9. Be on top of negative reviews by inviting more positive reviews
According to BrightLocal’s research, the majority of the people read nearly ten reviews before making their final purchase decision. This means you can counter any negative review by ensuring a steady flow of positive reviews.
Now the question is how to generate more positive reviews? First of all, make it easier for customers to leave reviews on your product or service pages. You can make use of review generation tools to invite more positive reviews and thereby build an exceptional online presence.
10. Responding to negative reviews build positive brand reputation
As per GoodFirms research on online reputation management, nearly 42% of the respondents cited that the way they handle negative reviews has a direct influence on their reputation. The research concluded that the faster the companies addressed the user grievances the better.
How to style your site’s responses to negative reviews
“If you make customers unhappy in the physical world, they might each tell six friends. If you make customers unhappy on the Internet, they can each tell 6,000.” – Jeff Bezoz
1. Apologize, apologize, apologize - the Jeff Bezos Way
For nearly three decades, Amazon has gained steady positive press because of its excellent customer experience and industry-altering experience.
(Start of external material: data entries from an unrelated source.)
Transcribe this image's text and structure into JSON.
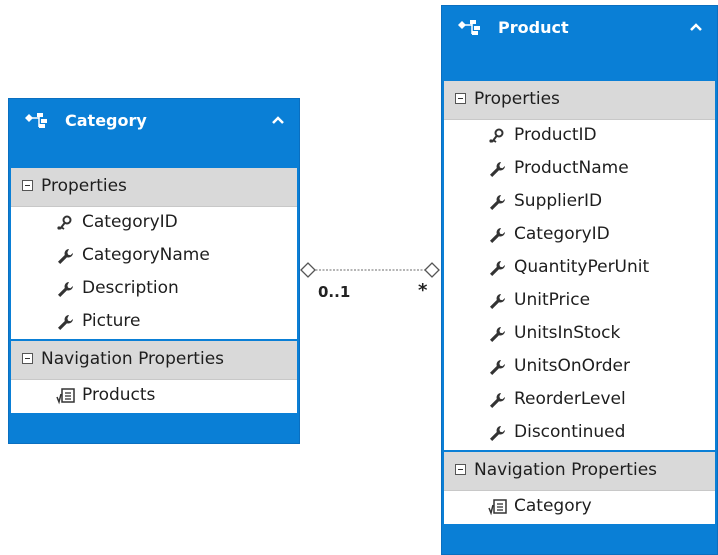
{
  "category": {
    "title": "Category",
    "properties_label": "Properties",
    "properties": [
      {
        "name": "CategoryID",
        "icon": "key-icon"
      },
      {
        "name": "CategoryName",
        "icon": "wrench-icon"
      },
      {
        "name": "Description",
        "icon": "wrench-icon"
      },
      {
        "name": "Picture",
        "icon": "wrench-icon"
      }
    ],
    "nav_label": "Navigation Properties",
    "navigation": [
      {
        "name": "Products",
        "icon": "navigation-property-icon"
      }
    ]
  },
  "product": {
    "title": "Product",
    "properties_label": "Properties",
    "properties": [
      {
        "name": "ProductID",
        "icon": "key-icon"
      },
      {
        "name": "ProductName",
        "icon": "wrench-icon"
      },
      {
        "name": "SupplierID",
        "icon": "wrench-icon"
      },
      {
        "name": "CategoryID",
        "icon": "wrench-icon"
      },
      {
        "name": "QuantityPerUnit",
        "icon": "wrench-icon"
      },
      {
        "name": "UnitPrice",
        "icon": "wrench-icon"
      },
      {
        "name": "UnitsInStock",
        "icon": "wrench-icon"
      },
      {
        "name": "UnitsOnOrder",
        "icon": "wrench-icon"
      },
      {
        "name": "ReorderLevel",
        "icon": "wrench-icon"
      },
      {
        "name": "Discontinued",
        "icon": "wrench-icon"
      }
    ],
    "nav_label": "Navigation Properties",
    "navigation": [
      {
        "name": "Category",
        "icon": "navigation-property-icon"
      }
    ]
  },
  "association": {
    "left_multiplicity": "0..1",
    "right_multiplicity": "*"
  },
  "colors": {
    "header": "#0a7fd6",
    "section": "#d9d9d9"
  }
}
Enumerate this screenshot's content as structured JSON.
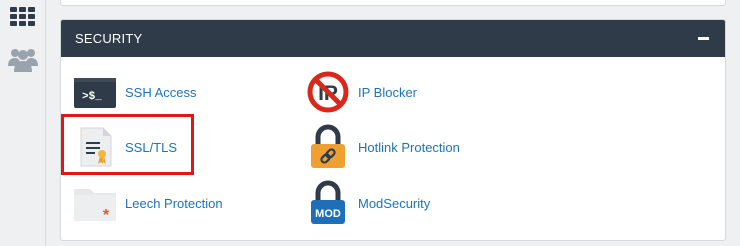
{
  "sidebar": {
    "items": [
      {
        "icon": "apps-grid-icon"
      },
      {
        "icon": "users-group-icon"
      }
    ]
  },
  "panel": {
    "title": "SECURITY",
    "collapse_icon": "minus-icon",
    "items": [
      {
        "label": "SSH Access",
        "icon": "terminal-icon",
        "terminal_text": ">$_"
      },
      {
        "label": "IP Blocker",
        "icon": "ip-blocker-icon",
        "icon_text": "IP"
      },
      {
        "label": "SSL/TLS",
        "icon": "certificate-icon"
      },
      {
        "label": "Hotlink Protection",
        "icon": "padlock-link-icon"
      },
      {
        "label": "Leech Protection",
        "icon": "folder-asterisk-icon"
      },
      {
        "label": "ModSecurity",
        "icon": "padlock-mod-icon",
        "icon_text": "MOD"
      }
    ]
  },
  "colors": {
    "header_bg": "#2f3b49",
    "link": "#1f73b7",
    "highlight": "#e11616",
    "lock_orange": "#f0a030",
    "lock_blue": "#1d6fb8",
    "blocker_red": "#d9281b"
  }
}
However, in 2009, an incident shook the very principles on which it stood: The company, without informing customers, deleted copies of ‘1984 ’and ‘Animal Farm’ from users’ Kindles.
The incident led to a public cry on the internet. Amazon press, realizing their mistake, quickly released a dry, inhuman apology. But, what tugged at the customers’ heartstrings was a heartfelt apology straight from the horse’s mouth. Yes, Bezos himself wrote an apology letter to his disgruntled customers.
The result? The problem was quickly forgotten. More than that, customers applauded Jeff’s sensitivity for admitting his mistake. This is how the customers replied to his apology note.
Remember this: The site’s responses to reviews should look different from the customer reviews on the page. Responses that look like reviews could be overlooked by the users and thus defeating the purpose of having them in the first place.
There are many ways you can create a difference between a user review and a site response:
Display your responses in a different style. You could play with different background colors, different fonts, and so on.
Display company logos or staff titles.
These are just a few alternatives available to differentiate between reviews and company responses. Styling your responses, differently, makes the information easily scannable and recognizable.
4. Take the offline route
When a negative review is posted on a public forum, it is always better that you respond publicly. But when you think that things can’t be handled appropriately on an open platform, it’s better to deal with the complainant offline. In fact, you should encourage them to connect with you on the phone, emails, direct messages, and so much more.
Check out how to Respond to Reviews on reviewtrackers.com to find review response templates to help you respond to all kinds of reviews, specifically negative reviews.
If businesses ignore or hide negative reviews they will be considered as inauthentic and fake.
Embrace negative reviews. Look at them as a free piece of feedback, a gift, which you could use to improve and grow your business, and more importantly, retain your unhappy customers.
Jennifer Warren is a resident wordsmith at GoodFirms – a review and research platform for digital marketing companies, best branding agencies among many others. Her career spans 13+ years, which include stints as a journalist, copywriter, ghostwriter and currently as a business blogger. A bookworm at heart, have successfully guest blogged for top sites such as Crazyegg, Semrush, Searchenginepeople, Sitepronews, Volusion.com, Socialnomics, jeffbullas, mediapost among others. You can reach Jennifer on Linkedin and Twitter.
By Expert commentator
This is a post we've invited from a digital marketing specialist who has agreed to share their expertise, opinions and case studies. Their details are given at the end of the article.
Turbocharge your results with this toolkit containing 9 resources